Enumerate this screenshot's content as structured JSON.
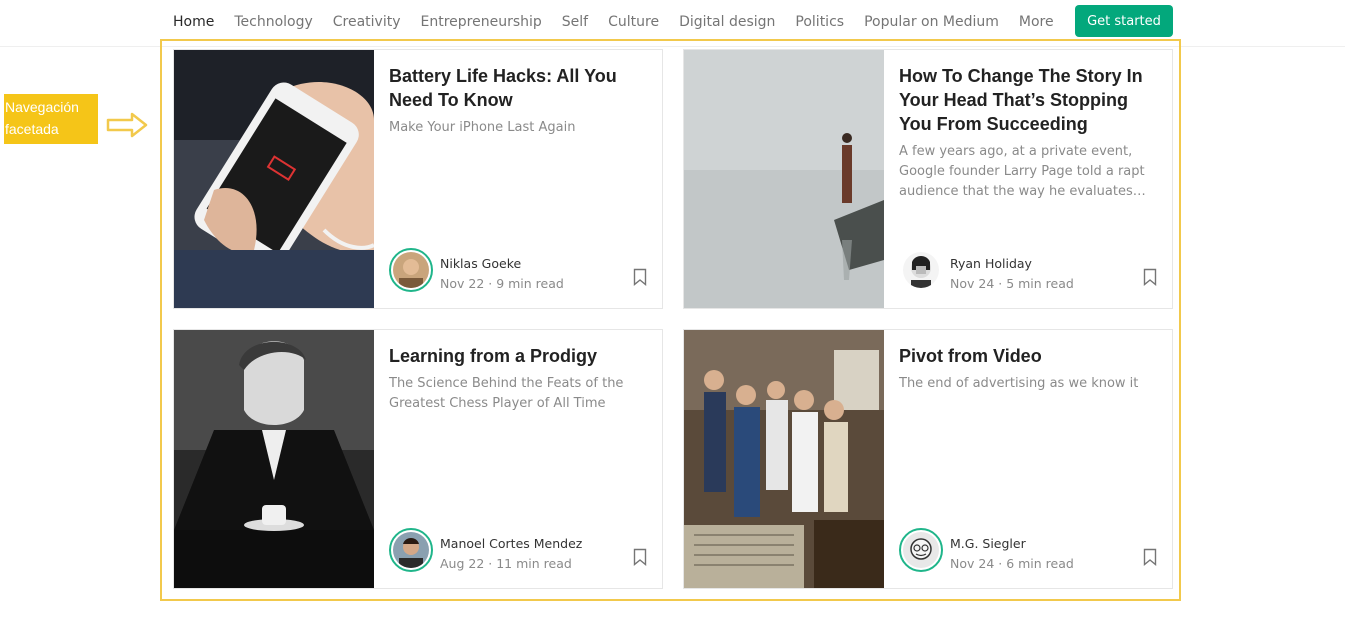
{
  "nav": {
    "items": [
      {
        "label": "Home",
        "active": true
      },
      {
        "label": "Technology"
      },
      {
        "label": "Creativity"
      },
      {
        "label": "Entrepreneurship"
      },
      {
        "label": "Self"
      },
      {
        "label": "Culture"
      },
      {
        "label": "Digital design"
      },
      {
        "label": "Politics"
      },
      {
        "label": "Popular on Medium"
      },
      {
        "label": "More"
      }
    ],
    "cta_label": "Get started"
  },
  "annotation": {
    "label_line1": "Navegación",
    "label_line2": "facetada"
  },
  "colors": {
    "accent": "#03a87c",
    "highlight": "#f2c94c",
    "annotation_bg": "#f5c518"
  },
  "articles": [
    {
      "title": "Battery Life Hacks: All You Need To Know",
      "subtitle": "Make Your iPhone Last Again",
      "author": "Niklas Goeke",
      "date": "Nov 22",
      "read_time": "9 min read",
      "image_icon": "phone-battery-photo"
    },
    {
      "title": "How To Change The Story In Your Head That’s Stopping You From Succeeding",
      "subtitle": "A few years ago, at a private event, Google founder Larry Page told a rapt audience that the way he evaluates…",
      "author": "Ryan Holiday",
      "date": "Nov 24",
      "read_time": "5 min read",
      "image_icon": "woman-on-rock-photo"
    },
    {
      "title": "Learning from a Prodigy",
      "subtitle": "The Science Behind the Feats of the Greatest Chess Player of All Time",
      "author": "Manoel Cortes Mendez",
      "date": "Aug 22",
      "read_time": "11 min read",
      "image_icon": "chess-player-photo"
    },
    {
      "title": "Pivot from Video",
      "subtitle": "The end of advertising as we know it",
      "author": "M.G. Siegler",
      "date": "Nov 24",
      "read_time": "6 min read",
      "image_icon": "group-tv-photo"
    }
  ]
}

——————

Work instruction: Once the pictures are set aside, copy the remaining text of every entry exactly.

Task solution:
Enumerate this screenshot's content as structured JSON.
{
  "nav": {
    "items": [
      {
        "label": "Home",
        "active": true
      },
      {
        "label": "Technology"
      },
      {
        "label": "Creativity"
      },
      {
        "label": "Entrepreneurship"
      },
      {
        "label": "Self"
      },
      {
        "label": "Culture"
      },
      {
        "label": "Digital design"
      },
      {
        "label": "Politics"
      },
      {
        "label": "Popular on Medium"
      },
      {
        "label": "More"
      }
    ],
    "cta_label": "Get started"
  },
  "annotation": {
    "label_line1": "Navegación",
    "label_line2": "facetada"
  },
  "colors": {
    "accent": "#03a87c",
    "highlight": "#f2c94c",
    "annotation_bg": "#f5c518"
  },
  "articles": [
    {
      "title": "Battery Life Hacks: All You Need To Know",
      "subtitle": "Make Your iPhone Last Again",
      "author": "Niklas Goeke",
      "date": "Nov 22",
      "read_time": "9 min read",
      "image_icon": "phone-battery-photo"
    },
    {
      "title": "How To Change The Story In Your Head That’s Stopping You From Succeeding",
      "subtitle": "A few years ago, at a private event, Google founder Larry Page told a rapt audience that the way he evaluates…",
      "author": "Ryan Holiday",
      "date": "Nov 24",
      "read_time": "5 min read",
      "image_icon": "woman-on-rock-photo"
    },
    {
      "title": "Learning from a Prodigy",
      "subtitle": "The Science Behind the Feats of the Greatest Chess Player of All Time",
      "author": "Manoel Cortes Mendez",
      "date": "Aug 22",
      "read_time": "11 min read",
      "image_icon": "chess-player-photo"
    },
    {
      "title": "Pivot from Video",
      "subtitle": "The end of advertising as we know it",
      "author": "M.G. Siegler",
      "date": "Nov 24",
      "read_time": "6 min read",
      "image_icon": "group-tv-photo"
    }
  ]
}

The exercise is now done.